■ Exercise: Please copy out the entries exactly, skipping any pictures.

■ Data for this exercise:

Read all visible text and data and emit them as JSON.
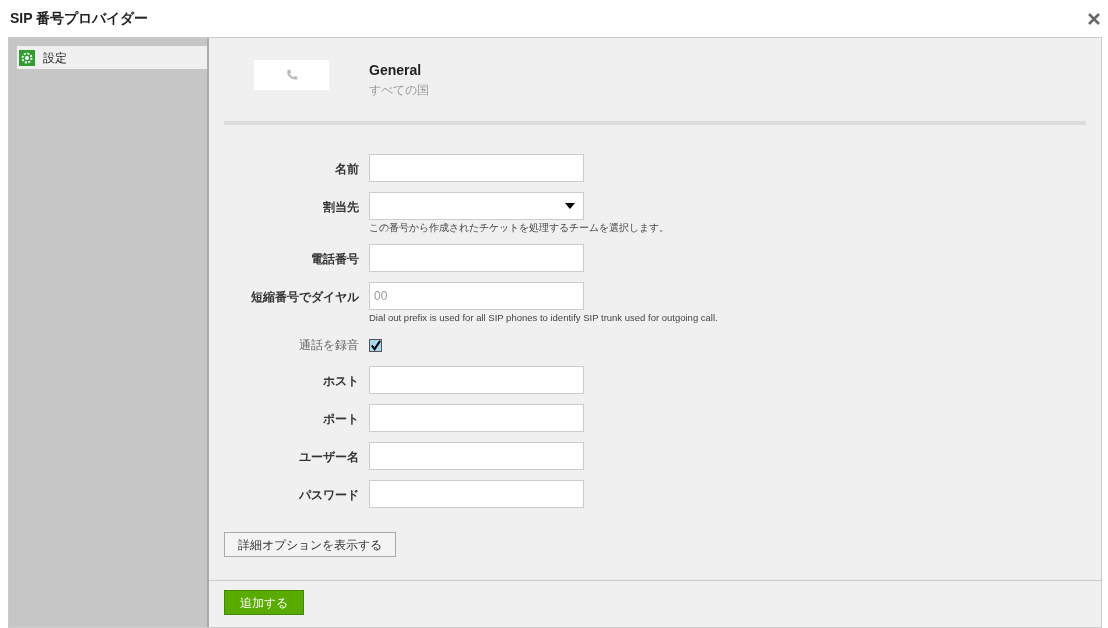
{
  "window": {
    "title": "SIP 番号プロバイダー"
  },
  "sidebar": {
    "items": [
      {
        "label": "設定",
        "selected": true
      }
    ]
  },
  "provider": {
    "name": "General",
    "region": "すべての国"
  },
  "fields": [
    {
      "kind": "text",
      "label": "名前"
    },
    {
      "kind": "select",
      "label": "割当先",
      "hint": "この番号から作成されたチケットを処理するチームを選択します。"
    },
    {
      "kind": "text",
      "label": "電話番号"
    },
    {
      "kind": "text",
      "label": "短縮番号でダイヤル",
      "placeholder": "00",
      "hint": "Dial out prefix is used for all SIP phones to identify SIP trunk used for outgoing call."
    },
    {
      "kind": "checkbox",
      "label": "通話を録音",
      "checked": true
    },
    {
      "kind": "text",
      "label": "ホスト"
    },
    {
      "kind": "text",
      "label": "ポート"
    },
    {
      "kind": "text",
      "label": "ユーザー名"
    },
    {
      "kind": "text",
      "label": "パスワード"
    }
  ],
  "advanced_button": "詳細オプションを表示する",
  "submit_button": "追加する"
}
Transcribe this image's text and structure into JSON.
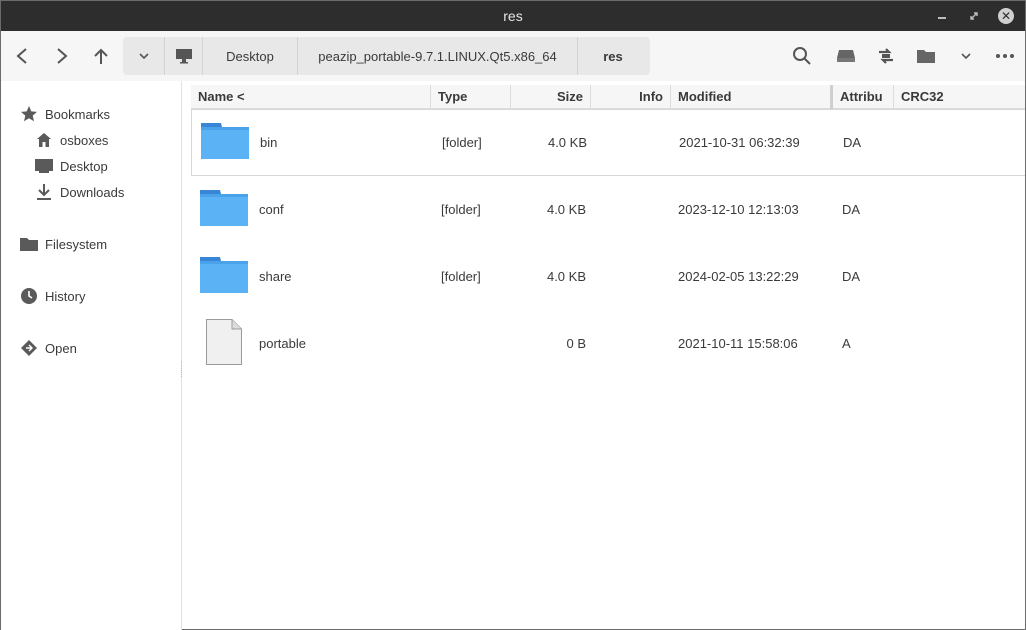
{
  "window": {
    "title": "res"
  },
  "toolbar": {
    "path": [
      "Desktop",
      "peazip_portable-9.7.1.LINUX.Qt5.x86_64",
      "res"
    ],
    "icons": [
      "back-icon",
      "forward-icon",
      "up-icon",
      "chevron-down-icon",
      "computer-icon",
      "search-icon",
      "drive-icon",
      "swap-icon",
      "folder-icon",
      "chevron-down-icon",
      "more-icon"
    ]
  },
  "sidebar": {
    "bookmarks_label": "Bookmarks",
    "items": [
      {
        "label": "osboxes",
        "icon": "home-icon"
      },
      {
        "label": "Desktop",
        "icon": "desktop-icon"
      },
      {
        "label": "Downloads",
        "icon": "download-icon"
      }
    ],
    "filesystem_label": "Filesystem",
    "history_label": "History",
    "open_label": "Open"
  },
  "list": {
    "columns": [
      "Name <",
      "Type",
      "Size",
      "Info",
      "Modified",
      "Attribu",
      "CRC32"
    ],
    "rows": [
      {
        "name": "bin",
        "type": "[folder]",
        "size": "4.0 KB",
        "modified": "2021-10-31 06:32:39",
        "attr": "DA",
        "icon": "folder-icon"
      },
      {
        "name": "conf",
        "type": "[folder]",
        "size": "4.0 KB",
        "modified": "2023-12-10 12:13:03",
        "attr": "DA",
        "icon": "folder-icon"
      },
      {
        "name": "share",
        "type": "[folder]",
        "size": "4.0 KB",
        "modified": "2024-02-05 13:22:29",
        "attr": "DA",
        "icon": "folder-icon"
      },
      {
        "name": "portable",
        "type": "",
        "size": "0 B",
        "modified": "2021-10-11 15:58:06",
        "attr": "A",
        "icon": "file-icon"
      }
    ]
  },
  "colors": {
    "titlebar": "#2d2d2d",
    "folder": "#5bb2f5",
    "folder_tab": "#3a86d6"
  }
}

■ Response below:
Read all visible text and data and emit them as JSON.
{
  "window": {
    "title": "SIP 番号プロバイダー"
  },
  "sidebar": {
    "items": [
      {
        "label": "設定",
        "selected": true
      }
    ]
  },
  "provider": {
    "name": "General",
    "region": "すべての国"
  },
  "fields": [
    {
      "kind": "text",
      "label": "名前"
    },
    {
      "kind": "select",
      "label": "割当先",
      "hint": "この番号から作成されたチケットを処理するチームを選択します。"
    },
    {
      "kind": "text",
      "label": "電話番号"
    },
    {
      "kind": "text",
      "label": "短縮番号でダイヤル",
      "placeholder": "00",
      "hint": "Dial out prefix is used for all SIP phones to identify SIP trunk used for outgoing call."
    },
    {
      "kind": "checkbox",
      "label": "通話を録音",
      "checked": true
    },
    {
      "kind": "text",
      "label": "ホスト"
    },
    {
      "kind": "text",
      "label": "ポート"
    },
    {
      "kind": "text",
      "label": "ユーザー名"
    },
    {
      "kind": "text",
      "label": "パスワード"
    }
  ],
  "advanced_button": "詳細オプションを表示する",
  "submit_button": "追加する"
}
Transcribe this image's text and structure into JSON.
{
  "window": {
    "title": "res"
  },
  "toolbar": {
    "path": [
      "Desktop",
      "peazip_portable-9.7.1.LINUX.Qt5.x86_64",
      "res"
    ],
    "icons": [
      "back-icon",
      "forward-icon",
      "up-icon",
      "chevron-down-icon",
      "computer-icon",
      "search-icon",
      "drive-icon",
      "swap-icon",
      "folder-icon",
      "chevron-down-icon",
      "more-icon"
    ]
  },
  "sidebar": {
    "bookmarks_label": "Bookmarks",
    "items": [
      {
        "label": "osboxes",
        "icon": "home-icon"
      },
      {
        "label": "Desktop",
        "icon": "desktop-icon"
      },
      {
        "label": "Downloads",
        "icon": "download-icon"
      }
    ],
    "filesystem_label": "Filesystem",
    "history_label": "History",
    "open_label": "Open"
  },
  "list": {
    "columns": [
      "Name <",
      "Type",
      "Size",
      "Info",
      "Modified",
      "Attribu",
      "CRC32"
    ],
    "rows": [
      {
        "name": "bin",
        "type": "[folder]",
        "size": "4.0 KB",
        "modified": "2021-10-31 06:32:39",
        "attr": "DA",
        "icon": "folder-icon"
      },
      {
        "name": "conf",
        "type": "[folder]",
        "size": "4.0 KB",
        "modified": "2023-12-10 12:13:03",
        "attr": "DA",
        "icon": "folder-icon"
      },
      {
        "name": "share",
        "type": "[folder]",
        "size": "4.0 KB",
        "modified": "2024-02-05 13:22:29",
        "attr": "DA",
        "icon": "folder-icon"
      },
      {
        "name": "portable",
        "type": "",
        "size": "0 B",
        "modified": "2021-10-11 15:58:06",
        "attr": "A",
        "icon": "file-icon"
      }
    ]
  },
  "colors": {
    "titlebar": "#2d2d2d",
    "folder": "#5bb2f5",
    "folder_tab": "#3a86d6"
  }
}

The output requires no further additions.